Members of Parliament have stepped in to delay a new code of conduct for lobbyists after receiving a wide range of complaints.
Some of the changes are being criticized as a major softening related to situations in which lobbyists campaign for politicians, while some lobbyists are objecting to proposed new restrictions on the many evening cocktail events hosted by organizations on Parliament Hill.
Lobbying Commissioner Nancy Bélanger posted the updated code of conduct on her website late last week without issuing a news release. The document said the new rules would be published this month in the Canada Gazette and are targeted for a January launch.
Various groups had raised strong concerns about an earlier draft, but the final version contained relatively few changes.
MPs on the House of Commons committee on access to information, privacy and ethics have stepped in asking Ms. Bélanger to hold off. During a closed-door session Wednesday evening, MPs approved a motion calling on Ms. Bélanger to appear before them “at the earliest opportunity” and that the updated code of conduct “not be further pursued until their appearance before the committee.”
Conservative MP and committee chair John Brassard said the committee likely won’t have time to schedule hearings on the code until February, which effectively delays the commissioner’s proposed timeline.
“There’s been some significant concern that’s come in over the last three or four days from stakeholders who want a thorough review of what’s being proposed,” he said.
NDP MP Matthew Green, who moved the motion, said changes related to cooling off periods, gifts and hospitality are substantial enough that they should not be adopted without a closer review by MPs.
“We have a responsibility to create higher thresholds of accountability and transparency, to have clear definitions, so that the general public isn’t faced with any doubt about why governments are making the decisions they’re making and who they’re making them for,” he said.
Current rules prevent lobbyists from lobbying an elected official if they had worked on a political campaign for that person.

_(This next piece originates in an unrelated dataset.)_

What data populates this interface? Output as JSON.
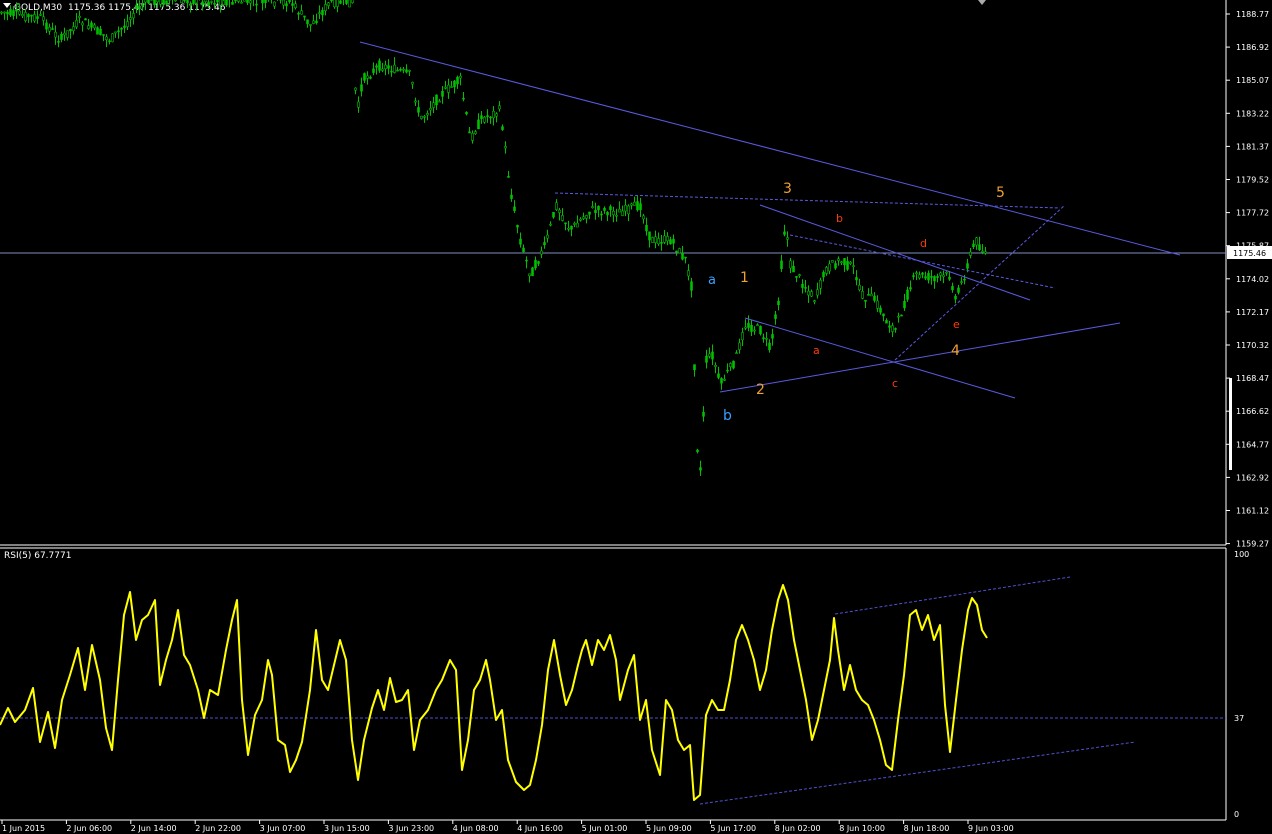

The ban currently imposes a four-year cooling off period.
The revised code lowers the cooling off period to either one year or two years, depending on the significance of the role the lobbyist played on a campaign. High-profile campaign work triggers a 24-month ban, while “other political work” leads to a one-year cooling off period.
One point of contention is that the rules define other political work as work that is “performed on a full-time or near-full-time basis for a candidate, official or political party.”

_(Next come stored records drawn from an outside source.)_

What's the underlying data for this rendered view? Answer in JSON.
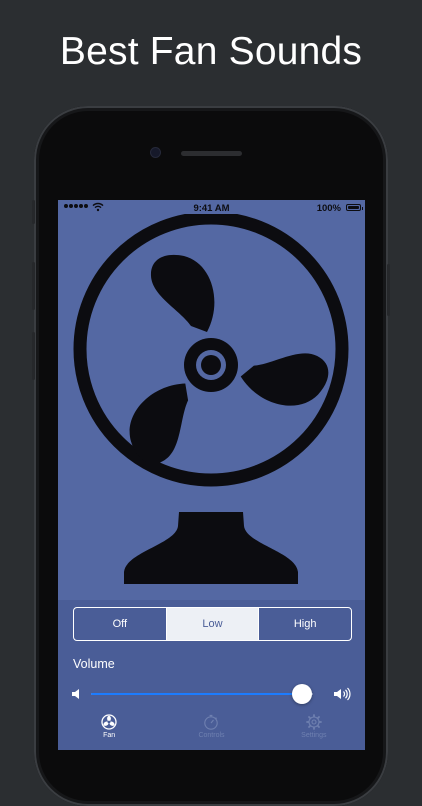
{
  "headline": "Best Fan Sounds",
  "status_bar": {
    "time": "9:41 AM",
    "battery": "100%",
    "icons": [
      "signal-dots",
      "wifi-icon",
      "battery-icon"
    ]
  },
  "fan_illustration": {
    "icon": "desk-fan-icon",
    "color": "#0c0c10"
  },
  "speed_control": {
    "options": [
      "Off",
      "Low",
      "High"
    ],
    "selected": "Low"
  },
  "volume": {
    "label": "Volume",
    "level": 0.95,
    "min_icon": "speaker-low-icon",
    "max_icon": "speaker-high-icon"
  },
  "tabs": [
    {
      "label": "Fan",
      "icon": "fan-icon",
      "active": true
    },
    {
      "label": "Controls",
      "icon": "stopwatch-icon",
      "active": false
    },
    {
      "label": "Settings",
      "icon": "gear-icon",
      "active": false
    }
  ],
  "colors": {
    "background": "#2b2e31",
    "screen": "#5468a3",
    "panel": "#4a5d97",
    "slider_fill": "#1c7cff",
    "tab_inactive": "#6f80b0"
  }
}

Duff Conacher, the co-founder of advocacy group Democracy Watch, said in his opinion this creates a loophole in which a lobbyist could provide a large benefit to a politician through activities such as fundraising as long as it didn’t take a lot of time.

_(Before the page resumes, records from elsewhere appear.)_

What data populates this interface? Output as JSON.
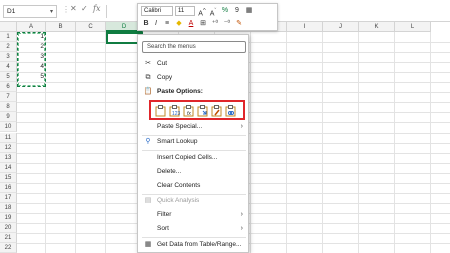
{
  "formula_bar": {
    "name_box": "D1",
    "fx_label": "fx",
    "formula_value": ""
  },
  "grid": {
    "columns": [
      "A",
      "B",
      "C",
      "D",
      "E",
      "F",
      "G",
      "H",
      "I",
      "J",
      "K",
      "L"
    ],
    "active_column": "D",
    "rows": [
      "1",
      "2",
      "3",
      "4",
      "5",
      "6",
      "7",
      "8",
      "9",
      "10",
      "11",
      "12",
      "13",
      "14",
      "15",
      "16",
      "17",
      "18",
      "19",
      "20",
      "21",
      "22"
    ],
    "cells_a": [
      "1",
      "2",
      "3",
      "4",
      "5"
    ]
  },
  "mini_toolbar": {
    "font_name": "Calibri",
    "font_size": "11",
    "bold": "B",
    "italic": "I",
    "font_color_icon": "A",
    "grow_font": "A^",
    "shrink_font": "Aˇ"
  },
  "context_menu": {
    "search_placeholder": "Search the menus",
    "items": {
      "cut": "Cut",
      "copy": "Copy",
      "paste_options": "Paste Options:",
      "paste_special": "Paste Special...",
      "smart_lookup": "Smart Lookup",
      "insert_copied_cells": "Insert Copied Cells...",
      "delete": "Delete...",
      "clear_contents": "Clear Contents",
      "quick_analysis": "Quick Analysis",
      "filter": "Filter",
      "sort": "Sort",
      "get_data": "Get Data from Table/Range..."
    }
  },
  "colors": {
    "accent_green": "#107c41",
    "highlight_red": "#e0262b"
  }
}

“In 10 minutes, a person with a lot of wealthy friends can raise thousands,” he said. “She’s gutting the rules to allow for unethical lobbying.”
One of the most contentious elements of the new code is revised language related to gifts and hospitality. The current rules, approved in 2015, do not specifically reference hospitality. The proposed new rules set limits of $40 a person, and an annual limit of $80.
The text states: “Never offer – directly or indirectly – hospitality to an official that you lobby or expect to lobby, other than low-value food or beverage for consumption during a in-person meeting, lobby day, event or reception.”
Organizations that lobby MPs regularly host evening cocktail events on Parliament Hill. An earlier draft had proposed a $30 limit.
Canadian Labour Congress president Bea Bruske said $40 is still too low. The CLC was among several unions and other organizations to submit written concerns with the hospitality rules.
“I mean, $40 isn’t a whole lot when you’re hosting a big reception,” she said in an interview. “How do you quantify how many meatballs and how many glasses of wine that might be? … It seems quite extreme and really cumbersome.”
In a statement, Ms. Bélanger said she looks forward to discussing the code with MPs.
“I firmly believe that the updates to the code set appropriate and ethical standards for lobbyists that support free and open access to government,” she said.
Megan Buttle, president of the Government Relations Institute of Canada, which represents lobbyists, said the organization appreciates that the latest version did raise the allowable value for hospitality. She described the commissioner’s planned timeline as “a little fast,” saying her members would like more time to review the code.
Generally, she said the organization is supportive of the code’s new language related to political activity.
“It’s recognizing that we can be volunteers and care deeply about politics, and be part of those elections as volunteers, without the expectation or understanding that they curry favour,” she said, in relation to simple volunteerism.